Our work group has been studying the phenomenon for some years, and has developed the WAR (weapons assessment risk) model to assess the risk of firearms abuse as part of a cooperative scheme currently underway, involving researchers in the psychiatric, psychological and criminological disciplines.

There is an investigation currently underway on the training of clinicians vis-Ă -vis the problem of the risk of firearms abuse and on their perception of their capacity to clinically manage patients who legally own firearms.

The scheme involves a data collection phase, organized into several successive stages, based on the computer-based distribution of a questionnaire to physicians and psychologists.

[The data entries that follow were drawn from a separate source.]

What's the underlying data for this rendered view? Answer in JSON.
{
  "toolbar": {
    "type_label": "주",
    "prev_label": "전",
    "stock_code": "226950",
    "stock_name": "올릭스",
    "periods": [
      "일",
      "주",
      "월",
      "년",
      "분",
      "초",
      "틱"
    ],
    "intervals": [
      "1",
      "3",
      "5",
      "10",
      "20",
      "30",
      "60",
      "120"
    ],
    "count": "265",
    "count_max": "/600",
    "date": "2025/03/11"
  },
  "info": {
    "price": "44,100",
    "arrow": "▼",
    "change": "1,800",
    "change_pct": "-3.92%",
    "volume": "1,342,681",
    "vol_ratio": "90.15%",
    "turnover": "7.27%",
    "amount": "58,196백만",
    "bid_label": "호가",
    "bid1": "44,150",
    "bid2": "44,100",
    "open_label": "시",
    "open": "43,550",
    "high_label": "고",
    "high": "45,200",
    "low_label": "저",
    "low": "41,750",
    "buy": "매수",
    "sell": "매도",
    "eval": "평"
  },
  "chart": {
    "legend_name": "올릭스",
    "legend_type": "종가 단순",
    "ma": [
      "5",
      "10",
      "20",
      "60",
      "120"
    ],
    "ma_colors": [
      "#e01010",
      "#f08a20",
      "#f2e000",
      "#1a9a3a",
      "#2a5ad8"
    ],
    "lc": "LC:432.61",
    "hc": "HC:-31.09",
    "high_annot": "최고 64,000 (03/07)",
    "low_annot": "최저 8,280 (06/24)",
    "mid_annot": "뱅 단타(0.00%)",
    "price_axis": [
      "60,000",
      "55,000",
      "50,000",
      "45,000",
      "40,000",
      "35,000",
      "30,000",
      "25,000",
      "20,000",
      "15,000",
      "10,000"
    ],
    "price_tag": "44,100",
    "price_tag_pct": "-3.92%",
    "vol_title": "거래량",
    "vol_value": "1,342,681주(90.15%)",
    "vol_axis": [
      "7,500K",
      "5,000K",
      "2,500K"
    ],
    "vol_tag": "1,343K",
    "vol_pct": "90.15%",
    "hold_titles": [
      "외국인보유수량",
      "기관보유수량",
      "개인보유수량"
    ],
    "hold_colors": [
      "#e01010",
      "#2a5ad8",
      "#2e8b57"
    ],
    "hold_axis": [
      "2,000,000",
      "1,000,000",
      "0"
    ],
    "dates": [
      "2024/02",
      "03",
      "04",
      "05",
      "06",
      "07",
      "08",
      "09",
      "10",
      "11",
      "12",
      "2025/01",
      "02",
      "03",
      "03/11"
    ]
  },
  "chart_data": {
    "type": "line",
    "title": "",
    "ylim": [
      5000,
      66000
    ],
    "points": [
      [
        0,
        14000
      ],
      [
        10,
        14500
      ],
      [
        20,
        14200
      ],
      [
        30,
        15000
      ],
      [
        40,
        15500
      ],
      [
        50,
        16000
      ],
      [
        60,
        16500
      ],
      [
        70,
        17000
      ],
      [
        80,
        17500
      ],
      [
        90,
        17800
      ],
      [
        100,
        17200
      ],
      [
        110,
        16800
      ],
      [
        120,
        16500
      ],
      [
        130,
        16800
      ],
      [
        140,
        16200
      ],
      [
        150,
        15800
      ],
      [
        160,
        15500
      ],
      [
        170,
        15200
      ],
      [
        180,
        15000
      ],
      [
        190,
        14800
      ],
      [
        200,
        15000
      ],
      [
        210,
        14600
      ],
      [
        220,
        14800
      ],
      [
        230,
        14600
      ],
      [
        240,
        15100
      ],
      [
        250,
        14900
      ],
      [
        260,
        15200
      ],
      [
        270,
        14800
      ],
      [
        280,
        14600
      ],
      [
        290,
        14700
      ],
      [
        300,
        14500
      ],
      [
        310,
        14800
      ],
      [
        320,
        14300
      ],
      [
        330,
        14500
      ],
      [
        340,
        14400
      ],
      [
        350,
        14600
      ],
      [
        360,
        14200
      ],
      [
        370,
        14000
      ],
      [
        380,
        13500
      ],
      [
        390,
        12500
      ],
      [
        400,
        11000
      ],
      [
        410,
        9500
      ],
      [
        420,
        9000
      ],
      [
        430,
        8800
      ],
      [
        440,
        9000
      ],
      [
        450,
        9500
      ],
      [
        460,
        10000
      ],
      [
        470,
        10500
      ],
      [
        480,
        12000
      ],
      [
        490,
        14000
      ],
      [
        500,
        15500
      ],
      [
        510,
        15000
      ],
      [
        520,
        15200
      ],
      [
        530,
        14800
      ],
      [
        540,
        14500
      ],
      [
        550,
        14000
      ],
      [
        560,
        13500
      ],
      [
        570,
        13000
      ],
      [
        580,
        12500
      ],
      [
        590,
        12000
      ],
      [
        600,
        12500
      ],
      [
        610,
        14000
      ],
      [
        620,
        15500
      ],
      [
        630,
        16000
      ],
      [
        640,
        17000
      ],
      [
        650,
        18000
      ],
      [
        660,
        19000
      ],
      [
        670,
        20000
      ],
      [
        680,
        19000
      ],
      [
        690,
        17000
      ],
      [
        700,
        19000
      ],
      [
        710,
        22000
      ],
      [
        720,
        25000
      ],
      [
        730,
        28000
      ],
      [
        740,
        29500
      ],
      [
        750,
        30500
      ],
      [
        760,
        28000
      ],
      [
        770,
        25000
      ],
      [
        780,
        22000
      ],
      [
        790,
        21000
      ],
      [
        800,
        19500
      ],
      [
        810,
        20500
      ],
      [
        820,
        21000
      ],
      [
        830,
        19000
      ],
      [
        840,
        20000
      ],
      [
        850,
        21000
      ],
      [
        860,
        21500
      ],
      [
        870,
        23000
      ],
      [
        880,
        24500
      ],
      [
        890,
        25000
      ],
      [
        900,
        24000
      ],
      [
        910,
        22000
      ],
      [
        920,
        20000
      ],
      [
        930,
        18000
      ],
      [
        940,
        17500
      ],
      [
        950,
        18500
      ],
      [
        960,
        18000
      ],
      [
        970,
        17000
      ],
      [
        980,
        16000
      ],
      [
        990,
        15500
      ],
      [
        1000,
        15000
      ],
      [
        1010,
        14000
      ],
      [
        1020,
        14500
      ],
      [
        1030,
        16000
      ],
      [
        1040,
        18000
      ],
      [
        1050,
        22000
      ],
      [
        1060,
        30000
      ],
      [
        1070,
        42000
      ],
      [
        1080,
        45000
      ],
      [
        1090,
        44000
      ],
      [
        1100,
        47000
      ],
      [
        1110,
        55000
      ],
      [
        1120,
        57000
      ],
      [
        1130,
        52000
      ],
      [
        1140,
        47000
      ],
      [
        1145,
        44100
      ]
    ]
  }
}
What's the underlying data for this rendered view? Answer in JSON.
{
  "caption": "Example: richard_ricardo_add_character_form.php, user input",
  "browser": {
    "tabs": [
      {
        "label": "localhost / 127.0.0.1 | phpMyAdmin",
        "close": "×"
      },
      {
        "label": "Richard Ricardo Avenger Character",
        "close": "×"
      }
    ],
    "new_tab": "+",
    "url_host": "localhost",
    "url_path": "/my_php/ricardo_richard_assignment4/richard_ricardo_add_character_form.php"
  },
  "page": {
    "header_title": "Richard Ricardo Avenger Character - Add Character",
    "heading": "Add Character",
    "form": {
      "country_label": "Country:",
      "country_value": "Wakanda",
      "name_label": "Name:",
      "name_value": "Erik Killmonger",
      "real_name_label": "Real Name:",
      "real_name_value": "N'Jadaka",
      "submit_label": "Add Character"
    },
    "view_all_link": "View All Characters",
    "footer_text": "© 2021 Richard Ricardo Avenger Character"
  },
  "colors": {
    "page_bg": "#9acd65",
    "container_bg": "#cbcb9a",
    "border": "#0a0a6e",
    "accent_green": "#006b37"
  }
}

The data collected may provide a basis for the often-announced legislative reforms on the matter of firearms and for guidelines on training programs for physicians and psychologists.

The risk of weapons abuse cannot be brought down to a syndrome (or a nosographically definable disease) and its prevention must include various domains.

Clinically relevant aspects in this setting – though they are not nosologically sensitive – concern the domains of mental functioning, e.g.: the impact of flexible, wavering or internally persecutory rules and moral ideals in the regulation of behavior; the capacity for abstract reasoning and symbolic thinking at the service of interpersonal relations (the so-called capacity for mentalization) that enables people to identify with and understand their own and others' minds (their intentions, affects and desires, their thinking patterns, and so on), the impairment of which - and there are scales to measure such a deficiency – can make individuals more or less incapable of imagining for themselves what consequences their actions may have for other people and for themselves (also in terms of pain, joy and, in the more severe cases, of life or death); the capacity to integrate and differentiate mentally between fantasy and reality, between past, present and future, between desires and the time; the capacity to govern one's own impulses; etc.

Models are therefore needed that seek to study how an individual’s functioning is organized, in order to detect whether any decompensation of his/her psychic organization might involve the abuse of firearms.

Among the diagnostic tools currently available to clinicians, there are some - such as the Psychodynamic Diagnostic Manual (PDM Task Force, 2006) - that recommend a dimensional assessment such as those mentioned above. Clinically relevant empirical tools are also currently being developed, such as the QMF-27 (Questionnaire on Mental Functioning), to facilitate the diagnoses obtained by means of PDM.

Future developments in the field of prevention may focus on our understanding of the links between these variables and the risk of abuse.